Bean plants can be affected. Broad beans are stunted and malformed, with the pods distorted. Red to black patches may appear at the base of stems, leading to the plant collapsing. French and runner beans suffer from swollen stems which blister and brown, in severe cases growth is stunted and leaves grow in bunches.

Rhubarb crowns rot at ground level in spring, stalks swell at the base then split and rot.

Peas, potatoes, lettuces, spinach and swede can also become infested and show similar symptoms.

Ornamental plants

Bulbous plants, including narcissus (daffodils), tulips, hyacinths, scillas and snowdrops can be affected, as can other herbaceous ornamentals such as phlox, aubrietias, campanulas, gypsophilas, heleniums, heucheras, hydrangeas, irises, evening primroses (oenotheras), solidagos, and more.
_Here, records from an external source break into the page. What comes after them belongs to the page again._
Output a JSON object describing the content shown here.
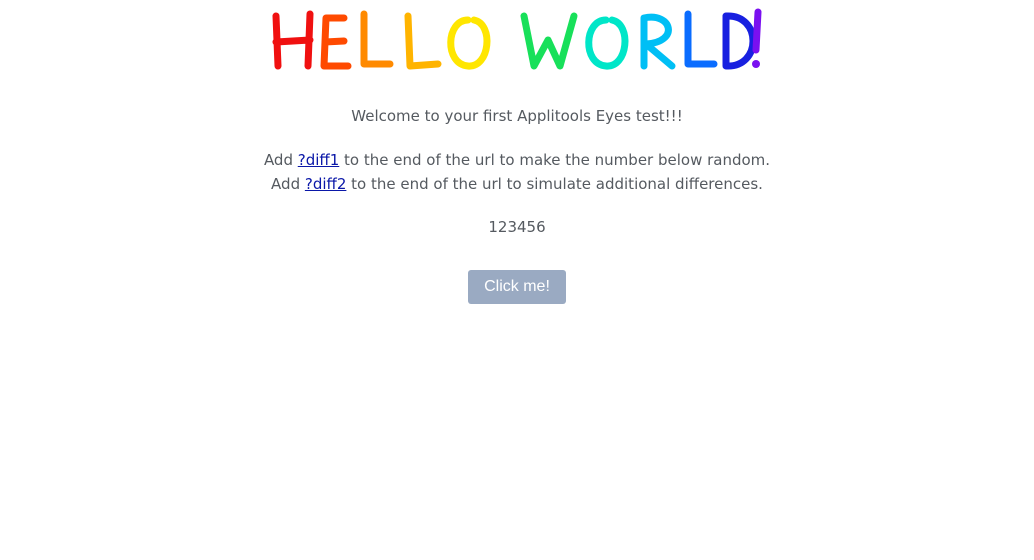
{
  "logo": {
    "text": "HELLO WORLD!",
    "colors": [
      "#f01010",
      "#ff5a00",
      "#ffa200",
      "#ffe600",
      "#14e860",
      "#00e0ff",
      "#0a7cff",
      "#1010e0",
      "#7a10f0"
    ]
  },
  "content": {
    "welcome": "Welcome to your first Applitools Eyes test!!!",
    "diff1_prefix": "Add ",
    "diff1_link": "?diff1",
    "diff1_suffix": " to the end of the url to make the number below random.",
    "diff2_prefix": "Add ",
    "diff2_link": "?diff2",
    "diff2_suffix": " to the end of the url to simulate additional differences.",
    "number": "123456"
  },
  "button": {
    "label": "Click me!"
  },
  "colors": {
    "text": "#555a60",
    "link": "#0a17a8",
    "button_bg": "#9aaac2",
    "button_text": "#ffffff"
  }
}
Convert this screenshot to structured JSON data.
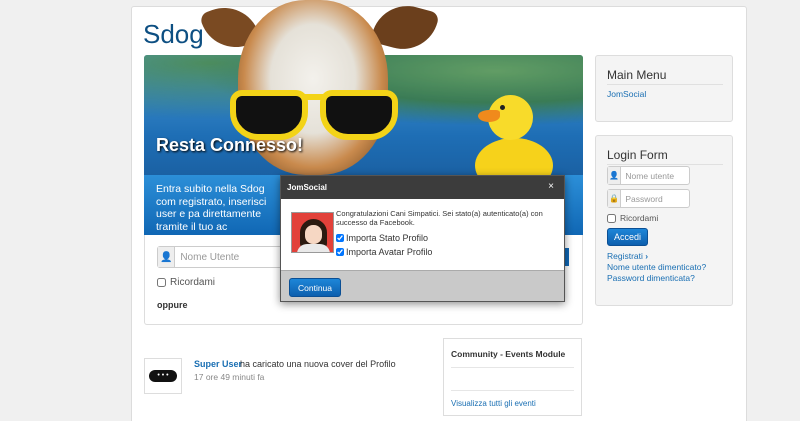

In bulbs, the symptoms include a softening of the bulb, especially at the neck, and brown rings show when the bulb is cut in half crossways. The bulbs may not sprout, or any resulting flowers and leaves will be distorted. Eventually the bulbs will rot away. Narcissi develop small green or yellow swellings called ’spickels’ while tulip stems bend, their leaves split lengthways and flower tepals are green.

In phlox and evening primrose plants there is a gradual narrowing of the upper leaves, which end up as just a mid rib with a slight ‘frill’ which is all that remains of the leaf blade.


Female stem eelworms lay a large number of eggs which hatch and become adults within only 2 to 3 weeks in summer conditions. Stem eelworms can survive in a dormant state for several years.

Why it’s a problem

Stem eelworms move through the soil and burrow into plants through small wounds and natural openings (eg stomata and lenticels). They move around the plant feeding on its tissues. Once the infested plant has been consumed and starts to decay, they move to another plant. They can remain dormant in dry soil for several years and will also survive on stored bulbs. This, along with their rapid maturation cycle, means that an infestation can happen quickly and be difficult to eradicate completely.

The damage done to plants can be minor in some cases, but often it is severe and can kill the plant.

Where you are likely to find it

On the stems and roots/bulbs of:

  • Fruits, particularly strawberries.
  • Vegetables, including onions, shallots, garlic, leeks, parsnips, carrots, beans, rhubarb, peas, potatoes, lettuces, spinach and swede.
  • Ornamental plants, including narcissus (daffodils), tulips, hyacinths, scillas, snowdrops, phlox, aubrietias, campanulas, gypsophilas, heleniums, heucheras, hydrangeas, irises, evening primroses (oenotheras) and solidagos.

How to deter it

Good hygiene, crop rotation, weed control and careful bulb storage can help to prevent an infestation. When purchasing new plants ensure you get them from a reliable source and, where appropriate, purchase certified plants.

Bulbs can be heat treated in hot water, although this is difficult on a domestic scale as the temperature must be maintained exactly for 3 hours. If you wish to try this, you need to immerse the bulbs in water at 44.5°C (112°F) for 3 hours, then dry them thoroughly before storing.

Destroy any bulbs whch are soft or discoloured, and keep any new, suspect plants in isolation until you can check them thoroughly for symptoms. Growing onions from seeds, rather than sets, can help avoid the problem.

How to get rid of it

Remove and destroy any infected plants or bulbs and any susceptible plants growing within 1m (1yd) of them (do not put them on the garden compost). Collect any debris from the plants (eg on the ground in the area they were growing) and clean all tools and clothing (including the soles of your shoes) thoroughly so you do not spread the pest to other parts of the garden. Only plants which are not vulnerable to stem eelworm should be grown in the area for the next 2 to 3 years and weeds should be carefully controlled (as they can support the stem eelworm population).

Where phlox plants are affected, root cuttings can be taken before the plants are destroyed as the stem eelworm does not penetrate their roots. Ensure you plant any propagated phlox plants in a different area to avoid re-infestation.

Chemical treatments are only available for use on a commercial scale.

Is it good for anything?!


Other useful information

The stem eelworm has been found in more than 400 different species of wild and cultivated plants.